The solution, I believe, lies in the creation of a common platform and a common team to architect, deploy and operate the core applications of the future. Labeling an application as an “IT application” or a “network application” is less important than creating an underlying platform that has the built-in flexibility and adaptability to serve the future needs of both IT and networking. Service providers cannot count on traditional vendors to deliver this future. These vendors have a legacy hardware business to protect and are saddled with legacy software that cannot fulfill the basic requirements of cloud-native.

What service providers need is choice. For example, they should be able to choose whether they deploy network applications on bare metal, in a private cloud, in a public cloud or in a hybrid cloud running on a common platform. Affirmed is committed to delivering more choices to service providers through the industry’s only truly cloud-native mobile core solution built on a common, open-source platform. It’s much more than a platform for virtualization; it’s a platform for innovation.

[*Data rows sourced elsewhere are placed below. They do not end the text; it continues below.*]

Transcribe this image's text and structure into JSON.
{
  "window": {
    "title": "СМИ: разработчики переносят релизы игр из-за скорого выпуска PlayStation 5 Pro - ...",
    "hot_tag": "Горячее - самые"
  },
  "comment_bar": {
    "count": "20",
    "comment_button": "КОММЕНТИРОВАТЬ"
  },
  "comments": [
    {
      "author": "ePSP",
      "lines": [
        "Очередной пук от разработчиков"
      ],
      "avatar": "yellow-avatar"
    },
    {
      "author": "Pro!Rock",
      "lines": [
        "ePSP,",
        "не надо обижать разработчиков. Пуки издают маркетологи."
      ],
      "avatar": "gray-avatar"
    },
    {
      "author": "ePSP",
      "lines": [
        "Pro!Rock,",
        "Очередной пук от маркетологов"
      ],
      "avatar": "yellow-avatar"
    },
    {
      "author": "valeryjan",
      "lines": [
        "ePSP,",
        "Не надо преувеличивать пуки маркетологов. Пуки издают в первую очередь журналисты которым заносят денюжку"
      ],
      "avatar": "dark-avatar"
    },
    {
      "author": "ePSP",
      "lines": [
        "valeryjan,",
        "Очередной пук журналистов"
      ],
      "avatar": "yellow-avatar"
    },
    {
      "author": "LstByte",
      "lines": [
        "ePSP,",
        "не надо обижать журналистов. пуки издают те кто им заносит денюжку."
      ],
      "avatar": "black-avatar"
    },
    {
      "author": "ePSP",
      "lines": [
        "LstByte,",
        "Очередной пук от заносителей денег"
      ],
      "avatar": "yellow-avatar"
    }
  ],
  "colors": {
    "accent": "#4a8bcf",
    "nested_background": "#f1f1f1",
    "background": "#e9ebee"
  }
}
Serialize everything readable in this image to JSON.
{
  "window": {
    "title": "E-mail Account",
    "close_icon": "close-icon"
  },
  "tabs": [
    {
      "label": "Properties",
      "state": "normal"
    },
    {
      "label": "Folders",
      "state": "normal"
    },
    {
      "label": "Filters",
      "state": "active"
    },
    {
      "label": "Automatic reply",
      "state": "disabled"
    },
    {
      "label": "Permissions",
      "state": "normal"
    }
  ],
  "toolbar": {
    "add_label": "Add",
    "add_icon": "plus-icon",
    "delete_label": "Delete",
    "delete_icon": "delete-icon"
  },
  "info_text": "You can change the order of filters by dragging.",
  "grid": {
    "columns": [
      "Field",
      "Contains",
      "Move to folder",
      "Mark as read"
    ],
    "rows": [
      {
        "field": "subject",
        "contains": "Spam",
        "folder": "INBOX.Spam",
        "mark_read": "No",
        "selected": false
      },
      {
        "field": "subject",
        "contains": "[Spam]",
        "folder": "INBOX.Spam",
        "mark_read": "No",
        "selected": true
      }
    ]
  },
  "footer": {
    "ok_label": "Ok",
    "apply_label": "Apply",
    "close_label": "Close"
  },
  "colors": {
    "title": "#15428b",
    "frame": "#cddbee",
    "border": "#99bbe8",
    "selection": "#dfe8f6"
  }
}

Think about it: How will service providers operate networks and deliver network assurance as the cloudification of the network goes mainstream? Wouldn’t it be more cost-efficient to have a single observability platform (e.g., Grafana) for both IT and network functions? From a service agility perspective, IT has been using microservices for years to rapidly deliver new software functionality and capabilities. Now, for the first time, IT and network functions can take advantage of the same technologies while using the same tools, processes, and people – thanks to democratization.

Service providers can now leverage a common platform for all their enterprise applications, whether they’re IT or network applications. This has the benefit of improving agility and operations while reducing costs. Of course, to do this, the platform has to be flexible enough to support the various workload configurations, evolve as the open-source tools evolve and support multiple use cases and deployment models.

It’s the promise of new 5G use cases, operational models and cost efficiencies that will drive service providers to review their current platform choices and look for a better solution. On the other side of that solution are a democracy of IT and network teams working together on a shared goal of a better future. Affirmed Networks is ready for that future right now. Are you?